[Exercise input — start]
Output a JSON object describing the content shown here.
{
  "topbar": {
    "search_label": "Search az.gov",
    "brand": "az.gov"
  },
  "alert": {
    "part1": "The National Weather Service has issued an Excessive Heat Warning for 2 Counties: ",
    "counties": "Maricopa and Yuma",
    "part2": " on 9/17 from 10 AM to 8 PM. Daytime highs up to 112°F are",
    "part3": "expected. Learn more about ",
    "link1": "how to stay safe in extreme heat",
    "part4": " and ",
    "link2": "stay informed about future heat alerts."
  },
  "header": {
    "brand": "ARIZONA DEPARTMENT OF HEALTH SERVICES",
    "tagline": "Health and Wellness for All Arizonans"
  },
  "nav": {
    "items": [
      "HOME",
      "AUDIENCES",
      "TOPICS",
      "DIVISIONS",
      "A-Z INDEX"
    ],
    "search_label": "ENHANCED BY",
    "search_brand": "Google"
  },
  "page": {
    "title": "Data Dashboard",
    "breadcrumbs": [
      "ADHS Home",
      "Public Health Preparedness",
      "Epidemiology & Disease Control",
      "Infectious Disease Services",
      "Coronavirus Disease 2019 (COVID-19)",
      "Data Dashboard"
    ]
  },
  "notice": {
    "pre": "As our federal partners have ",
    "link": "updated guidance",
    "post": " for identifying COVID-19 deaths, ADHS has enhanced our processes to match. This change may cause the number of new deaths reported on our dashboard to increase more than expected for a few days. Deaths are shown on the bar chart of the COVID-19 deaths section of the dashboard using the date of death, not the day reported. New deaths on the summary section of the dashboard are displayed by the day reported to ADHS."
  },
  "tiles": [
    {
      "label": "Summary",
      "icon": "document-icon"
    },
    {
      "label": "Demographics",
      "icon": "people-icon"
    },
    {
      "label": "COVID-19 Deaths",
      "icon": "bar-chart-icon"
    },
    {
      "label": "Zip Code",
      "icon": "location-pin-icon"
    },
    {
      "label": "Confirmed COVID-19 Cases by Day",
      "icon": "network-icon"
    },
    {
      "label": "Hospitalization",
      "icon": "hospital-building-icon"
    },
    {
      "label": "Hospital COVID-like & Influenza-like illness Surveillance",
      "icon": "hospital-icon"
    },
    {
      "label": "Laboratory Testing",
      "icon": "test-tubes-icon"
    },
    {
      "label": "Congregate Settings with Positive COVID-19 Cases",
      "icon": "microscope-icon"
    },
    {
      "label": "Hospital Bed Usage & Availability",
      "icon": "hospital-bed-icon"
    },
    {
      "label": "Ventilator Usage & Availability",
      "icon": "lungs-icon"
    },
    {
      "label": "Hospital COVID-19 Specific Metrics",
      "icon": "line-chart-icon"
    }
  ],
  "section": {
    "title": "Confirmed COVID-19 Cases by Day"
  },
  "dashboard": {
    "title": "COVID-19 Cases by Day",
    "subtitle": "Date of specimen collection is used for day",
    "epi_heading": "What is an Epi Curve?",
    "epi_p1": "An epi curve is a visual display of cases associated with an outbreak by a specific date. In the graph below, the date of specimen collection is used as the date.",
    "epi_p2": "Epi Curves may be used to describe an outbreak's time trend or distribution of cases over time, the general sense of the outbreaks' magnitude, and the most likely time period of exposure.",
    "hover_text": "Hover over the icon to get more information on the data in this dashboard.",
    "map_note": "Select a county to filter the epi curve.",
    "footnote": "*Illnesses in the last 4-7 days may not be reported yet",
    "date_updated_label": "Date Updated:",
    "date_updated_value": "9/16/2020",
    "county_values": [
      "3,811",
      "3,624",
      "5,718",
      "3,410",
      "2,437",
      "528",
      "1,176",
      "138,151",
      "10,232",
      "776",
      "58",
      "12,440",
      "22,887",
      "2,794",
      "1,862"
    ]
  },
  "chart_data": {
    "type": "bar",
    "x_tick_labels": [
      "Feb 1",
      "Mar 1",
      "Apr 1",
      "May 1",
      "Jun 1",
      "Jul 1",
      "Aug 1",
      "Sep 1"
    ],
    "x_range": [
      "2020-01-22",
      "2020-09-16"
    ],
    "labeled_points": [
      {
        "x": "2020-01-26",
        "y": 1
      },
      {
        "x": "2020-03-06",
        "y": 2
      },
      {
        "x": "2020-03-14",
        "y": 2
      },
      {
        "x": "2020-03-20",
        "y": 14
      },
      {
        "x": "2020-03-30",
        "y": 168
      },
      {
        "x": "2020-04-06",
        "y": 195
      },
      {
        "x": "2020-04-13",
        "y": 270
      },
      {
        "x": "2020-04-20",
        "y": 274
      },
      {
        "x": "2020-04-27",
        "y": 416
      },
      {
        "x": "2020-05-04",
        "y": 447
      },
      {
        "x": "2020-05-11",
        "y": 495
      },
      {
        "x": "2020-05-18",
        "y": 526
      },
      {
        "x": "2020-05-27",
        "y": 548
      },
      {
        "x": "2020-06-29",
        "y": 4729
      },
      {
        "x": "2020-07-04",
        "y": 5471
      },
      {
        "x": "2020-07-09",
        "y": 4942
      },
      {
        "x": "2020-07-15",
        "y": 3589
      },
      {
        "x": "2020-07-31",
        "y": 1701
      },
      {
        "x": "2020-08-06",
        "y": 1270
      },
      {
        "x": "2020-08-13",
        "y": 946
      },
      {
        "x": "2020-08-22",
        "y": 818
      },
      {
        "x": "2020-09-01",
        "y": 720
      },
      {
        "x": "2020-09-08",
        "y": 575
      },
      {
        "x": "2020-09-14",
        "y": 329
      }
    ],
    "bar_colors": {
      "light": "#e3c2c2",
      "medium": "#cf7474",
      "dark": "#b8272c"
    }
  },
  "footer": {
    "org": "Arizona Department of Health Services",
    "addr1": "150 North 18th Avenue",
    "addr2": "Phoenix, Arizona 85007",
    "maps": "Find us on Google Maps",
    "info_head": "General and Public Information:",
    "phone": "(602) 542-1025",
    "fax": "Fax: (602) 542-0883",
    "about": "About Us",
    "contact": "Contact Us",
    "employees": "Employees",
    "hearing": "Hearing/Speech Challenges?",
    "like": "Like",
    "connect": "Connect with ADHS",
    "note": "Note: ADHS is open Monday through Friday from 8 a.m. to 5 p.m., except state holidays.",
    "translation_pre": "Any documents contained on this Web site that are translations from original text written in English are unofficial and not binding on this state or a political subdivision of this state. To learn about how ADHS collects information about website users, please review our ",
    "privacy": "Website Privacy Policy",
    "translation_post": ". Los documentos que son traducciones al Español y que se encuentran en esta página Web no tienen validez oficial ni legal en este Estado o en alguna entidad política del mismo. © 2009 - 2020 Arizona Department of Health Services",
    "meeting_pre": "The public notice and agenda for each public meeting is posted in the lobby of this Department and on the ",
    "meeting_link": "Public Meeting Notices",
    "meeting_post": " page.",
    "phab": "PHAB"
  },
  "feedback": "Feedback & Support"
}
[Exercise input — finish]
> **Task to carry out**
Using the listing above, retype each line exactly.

> **Answer below**
Output a JSON object describing the content shown here.
{
  "topbar": {
    "search_label": "Search az.gov",
    "brand": "az.gov"
  },
  "alert": {
    "part1": "The National Weather Service has issued an Excessive Heat Warning for 2 Counties: ",
    "counties": "Maricopa and Yuma",
    "part2": " on 9/17 from 10 AM to 8 PM. Daytime highs up to 112°F are",
    "part3": "expected. Learn more about ",
    "link1": "how to stay safe in extreme heat",
    "part4": " and ",
    "link2": "stay informed about future heat alerts."
  },
  "header": {
    "brand": "ARIZONA DEPARTMENT OF HEALTH SERVICES",
    "tagline": "Health and Wellness for All Arizonans"
  },
  "nav": {
    "items": [
      "HOME",
      "AUDIENCES",
      "TOPICS",
      "DIVISIONS",
      "A-Z INDEX"
    ],
    "search_label": "ENHANCED BY",
    "search_brand": "Google"
  },
  "page": {
    "title": "Data Dashboard",
    "breadcrumbs": [
      "ADHS Home",
      "Public Health Preparedness",
      "Epidemiology & Disease Control",
      "Infectious Disease Services",
      "Coronavirus Disease 2019 (COVID-19)",
      "Data Dashboard"
    ]
  },
  "notice": {
    "pre": "As our federal partners have ",
    "link": "updated guidance",
    "post": " for identifying COVID-19 deaths, ADHS has enhanced our processes to match. This change may cause the number of new deaths reported on our dashboard to increase more than expected for a few days. Deaths are shown on the bar chart of the COVID-19 deaths section of the dashboard using the date of death, not the day reported. New deaths on the summary section of the dashboard are displayed by the day reported to ADHS."
  },
  "tiles": [
    {
      "label": "Summary",
      "icon": "document-icon"
    },
    {
      "label": "Demographics",
      "icon": "people-icon"
    },
    {
      "label": "COVID-19 Deaths",
      "icon": "bar-chart-icon"
    },
    {
      "label": "Zip Code",
      "icon": "location-pin-icon"
    },
    {
      "label": "Confirmed COVID-19 Cases by Day",
      "icon": "network-icon"
    },
    {
      "label": "Hospitalization",
      "icon": "hospital-building-icon"
    },
    {
      "label": "Hospital COVID-like & Influenza-like illness Surveillance",
      "icon": "hospital-icon"
    },
    {
      "label": "Laboratory Testing",
      "icon": "test-tubes-icon"
    },
    {
      "label": "Congregate Settings with Positive COVID-19 Cases",
      "icon": "microscope-icon"
    },
    {
      "label": "Hospital Bed Usage & Availability",
      "icon": "hospital-bed-icon"
    },
    {
      "label": "Ventilator Usage & Availability",
      "icon": "lungs-icon"
    },
    {
      "label": "Hospital COVID-19 Specific Metrics",
      "icon": "line-chart-icon"
    }
  ],
  "section": {
    "title": "Confirmed COVID-19 Cases by Day"
  },
  "dashboard": {
    "title": "COVID-19 Cases by Day",
    "subtitle": "Date of specimen collection is used for day",
    "epi_heading": "What is an Epi Curve?",
    "epi_p1": "An epi curve is a visual display of cases associated with an outbreak by a specific date. In the graph below, the date of specimen collection is used as the date.",
    "epi_p2": "Epi Curves may be used to describe an outbreak's time trend or distribution of cases over time, the general sense of the outbreaks' magnitude, and the most likely time period of exposure.",
    "hover_text": "Hover over the icon to get more information on the data in this dashboard.",
    "map_note": "Select a county to filter the epi curve.",
    "footnote": "*Illnesses in the last 4-7 days may not be reported yet",
    "date_updated_label": "Date Updated:",
    "date_updated_value": "9/16/2020",
    "county_values": [
      "3,811",
      "3,624",
      "5,718",
      "3,410",
      "2,437",
      "528",
      "1,176",
      "138,151",
      "10,232",
      "776",
      "58",
      "12,440",
      "22,887",
      "2,794",
      "1,862"
    ]
  },
  "chart_data": {
    "type": "bar",
    "x_tick_labels": [
      "Feb 1",
      "Mar 1",
      "Apr 1",
      "May 1",
      "Jun 1",
      "Jul 1",
      "Aug 1",
      "Sep 1"
    ],
    "x_range": [
      "2020-01-22",
      "2020-09-16"
    ],
    "labeled_points": [
      {
        "x": "2020-01-26",
        "y": 1
      },
      {
        "x": "2020-03-06",
        "y": 2
      },
      {
        "x": "2020-03-14",
        "y": 2
      },
      {
        "x": "2020-03-20",
        "y": 14
      },
      {
        "x": "2020-03-30",
        "y": 168
      },
      {
        "x": "2020-04-06",
        "y": 195
      },
      {
        "x": "2020-04-13",
        "y": 270
      },
      {
        "x": "2020-04-20",
        "y": 274
      },
      {
        "x": "2020-04-27",
        "y": 416
      },
      {
        "x": "2020-05-04",
        "y": 447
      },
      {
        "x": "2020-05-11",
        "y": 495
      },
      {
        "x": "2020-05-18",
        "y": 526
      },
      {
        "x": "2020-05-27",
        "y": 548
      },
      {
        "x": "2020-06-29",
        "y": 4729
      },
      {
        "x": "2020-07-04",
        "y": 5471
      },
      {
        "x": "2020-07-09",
        "y": 4942
      },
      {
        "x": "2020-07-15",
        "y": 3589
      },
      {
        "x": "2020-07-31",
        "y": 1701
      },
      {
        "x": "2020-08-06",
        "y": 1270
      },
      {
        "x": "2020-08-13",
        "y": 946
      },
      {
        "x": "2020-08-22",
        "y": 818
      },
      {
        "x": "2020-09-01",
        "y": 720
      },
      {
        "x": "2020-09-08",
        "y": 575
      },
      {
        "x": "2020-09-14",
        "y": 329
      }
    ],
    "bar_colors": {
      "light": "#e3c2c2",
      "medium": "#cf7474",
      "dark": "#b8272c"
    }
  },
  "footer": {
    "org": "Arizona Department of Health Services",
    "addr1": "150 North 18th Avenue",
    "addr2": "Phoenix, Arizona 85007",
    "maps": "Find us on Google Maps",
    "info_head": "General and Public Information:",
    "phone": "(602) 542-1025",
    "fax": "Fax: (602) 542-0883",
    "about": "About Us",
    "contact": "Contact Us",
    "employees": "Employees",
    "hearing": "Hearing/Speech Challenges?",
    "like": "Like",
    "connect": "Connect with ADHS",
    "note": "Note: ADHS is open Monday through Friday from 8 a.m. to 5 p.m., except state holidays.",
    "translation_pre": "Any documents contained on this Web site that are translations from original text written in English are unofficial and not binding on this state or a political subdivision of this state. To learn about how ADHS collects information about website users, please review our ",
    "privacy": "Website Privacy Policy",
    "translation_post": ". Los documentos que son traducciones al Español y que se encuentran en esta página Web no tienen validez oficial ni legal en este Estado o en alguna entidad política del mismo. © 2009 - 2020 Arizona Department of Health Services",
    "meeting_pre": "The public notice and agenda for each public meeting is posted in the lobby of this Department and on the ",
    "meeting_link": "Public Meeting Notices",
    "meeting_post": " page.",
    "phab": "PHAB"
  },
  "feedback": "Feedback & Support"
}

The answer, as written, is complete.